When I was 15 years old, I still wanted to be a professional footballer, thought I was in love and was doing okay in my GCSEs. At the same age, Stephen Sutton was diagnosed with cancer.
My late teens were full of laughs, careless abandon, no concept of money or responsibility and ultimately good fun.
Stephen’s was full of countless hospital visits, stays and surgery as he bravely battled bowel cancer. In a bid to focus his mind against such unbearable anguish, he drew up a bucket list of 46 ‘weird and wonderful’ things he wanted to achieve before he died – everything from raising money for the Teenage Cancer Trust to learning to juggle and meeting comedian Jimmy Carr. He ended up achieving 34 of them.
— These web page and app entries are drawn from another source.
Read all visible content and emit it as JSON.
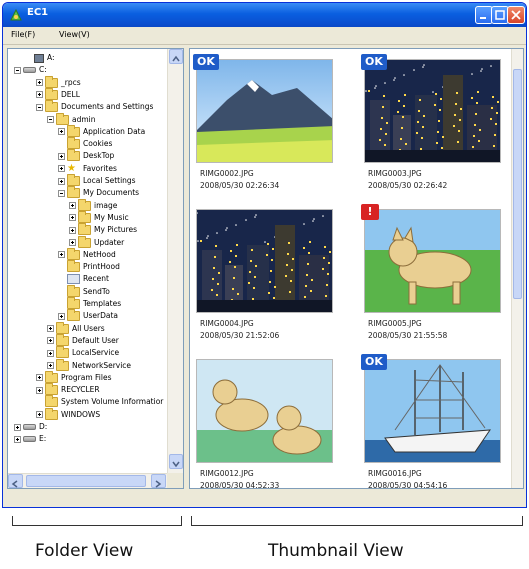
{
  "window": {
    "title": "EC1"
  },
  "menu": {
    "file": "File(F)",
    "view": "View(V)"
  },
  "tree": [
    {
      "label": "A:",
      "icon": "floppy",
      "pm": "blank",
      "indent": 1
    },
    {
      "label": "C:",
      "icon": "drive",
      "pm": "minus",
      "indent": 0
    },
    {
      "label": "_rpcs",
      "icon": "folder",
      "pm": "plus",
      "indent": 2
    },
    {
      "label": "DELL",
      "icon": "folder",
      "pm": "plus",
      "indent": 2
    },
    {
      "label": "Documents and Settings",
      "icon": "folder",
      "pm": "minus",
      "indent": 2
    },
    {
      "label": "admin",
      "icon": "folder",
      "pm": "minus",
      "indent": 3
    },
    {
      "label": "Application Data",
      "icon": "folder",
      "pm": "plus",
      "indent": 4
    },
    {
      "label": "Cookies",
      "icon": "folder",
      "pm": "blank",
      "indent": 4
    },
    {
      "label": "DeskTop",
      "icon": "folder",
      "pm": "plus",
      "indent": 4
    },
    {
      "label": "Favorites",
      "icon": "star",
      "pm": "plus",
      "indent": 4
    },
    {
      "label": "Local Settings",
      "icon": "folder",
      "pm": "plus",
      "indent": 4
    },
    {
      "label": "My Documents",
      "icon": "folder",
      "pm": "minus",
      "indent": 4
    },
    {
      "label": "image",
      "icon": "folder",
      "pm": "plus",
      "indent": 5
    },
    {
      "label": "My Music",
      "icon": "folder",
      "pm": "plus",
      "indent": 5
    },
    {
      "label": "My Pictures",
      "icon": "folder",
      "pm": "plus",
      "indent": 5
    },
    {
      "label": "Updater",
      "icon": "folder",
      "pm": "plus",
      "indent": 5
    },
    {
      "label": "NetHood",
      "icon": "folder",
      "pm": "plus",
      "indent": 4
    },
    {
      "label": "PrintHood",
      "icon": "folder",
      "pm": "blank",
      "indent": 4
    },
    {
      "label": "Recent",
      "icon": "special",
      "pm": "blank",
      "indent": 4
    },
    {
      "label": "SendTo",
      "icon": "folder",
      "pm": "blank",
      "indent": 4
    },
    {
      "label": "Templates",
      "icon": "folder",
      "pm": "blank",
      "indent": 4
    },
    {
      "label": "UserData",
      "icon": "folder",
      "pm": "plus",
      "indent": 4
    },
    {
      "label": "All Users",
      "icon": "folder",
      "pm": "plus",
      "indent": 3
    },
    {
      "label": "Default User",
      "icon": "folder",
      "pm": "plus",
      "indent": 3
    },
    {
      "label": "LocalService",
      "icon": "folder",
      "pm": "plus",
      "indent": 3
    },
    {
      "label": "NetworkService",
      "icon": "folder",
      "pm": "plus",
      "indent": 3
    },
    {
      "label": "Program Files",
      "icon": "folder",
      "pm": "plus",
      "indent": 2
    },
    {
      "label": "RECYCLER",
      "icon": "folder",
      "pm": "plus",
      "indent": 2
    },
    {
      "label": "System Volume Informatior",
      "icon": "folder",
      "pm": "blank",
      "indent": 2
    },
    {
      "label": "WINDOWS",
      "icon": "folder",
      "pm": "plus",
      "indent": 2
    },
    {
      "label": "D:",
      "icon": "drive",
      "pm": "plus",
      "indent": 0
    },
    {
      "label": "E:",
      "icon": "drive",
      "pm": "plus",
      "indent": 0
    }
  ],
  "thumbnails": [
    {
      "name": "RIMG0002.JPG",
      "date": "2008/05/30 02:26:34",
      "badge": "OK",
      "scene": "mountain"
    },
    {
      "name": "RIMG0003.JPG",
      "date": "2008/05/30 02:26:42",
      "badge": "OK",
      "scene": "city"
    },
    {
      "name": "RIMG0004.JPG",
      "date": "2008/05/30 21:52:06",
      "badge": "",
      "scene": "city"
    },
    {
      "name": "RIMG0005.JPG",
      "date": "2008/05/30 21:55:58",
      "badge": "!",
      "scene": "dog"
    },
    {
      "name": "RIMG0012.JPG",
      "date": "2008/05/30 04:52:33",
      "badge": "",
      "scene": "dogs"
    },
    {
      "name": "RIMG0016.JPG",
      "date": "2008/05/30 04:54:16",
      "badge": "OK",
      "scene": "ship"
    }
  ],
  "annotations": {
    "folder_view": "Folder View",
    "thumbnail_view": "Thumbnail View"
  },
  "colors": {
    "titlebar": "#0a5fe0",
    "badge_ok": "#1f5cc8",
    "badge_warn": "#d82424"
  }
}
Most notable of all was that fund-raising campaign which now stands at more than £3.9 million, from an initial target of £10,000. Stephen was just 19 when he passed away earlier this month.
Aside from a quite staggering sum of money raised, Stephen has left behind the most wonderful legacy, which will give his family comfort even in their darkest days.
Closer to home is mother-of-one Amanda Coppins, from Bury. You can read her story elsewhere in this newspaper, but within days of being told she had terminal cancer, Amanda had asked to see me at West Suffolk Hospital to embark on a £5,000 fund-raising campaign for our Ward G1.
Amanda is just 44 but, like Stephen, wants to create a legacy for those she leaves behind – namely her daughter Grace. Grace is just nine years old.
Rather than get angry, an understandable emotion in the circumstances, Amanda is channelling her efforts into helping others. She hopes her fund-raising will show Grace that you can achieve great things no matter what, while she wants her own story to serve as a lesson for others.
As the hospital’s fund-raising manager, it is my job to support Amanda in all her efforts.
As I sat next to her hospital bed listening to the aims of this amazing woman, it was impossible not to be moved.
But as with Stephen, it is also impossible for me not to be inspired by how these incredible people – and so many others beside – handle such unfathomably grim news.
Stephen’s bucket list also included busking, going on a lads’ holiday and seeing a football match at Wembley – things most 19 year olds probably take for granted. And maybe that is what I will take from these acts of incredible bravery. A bucket list doesn’t have to be about abseiling in Australia or hiking the Himalayas. However grand or however small, it just has to bring about joy – to you and those around you.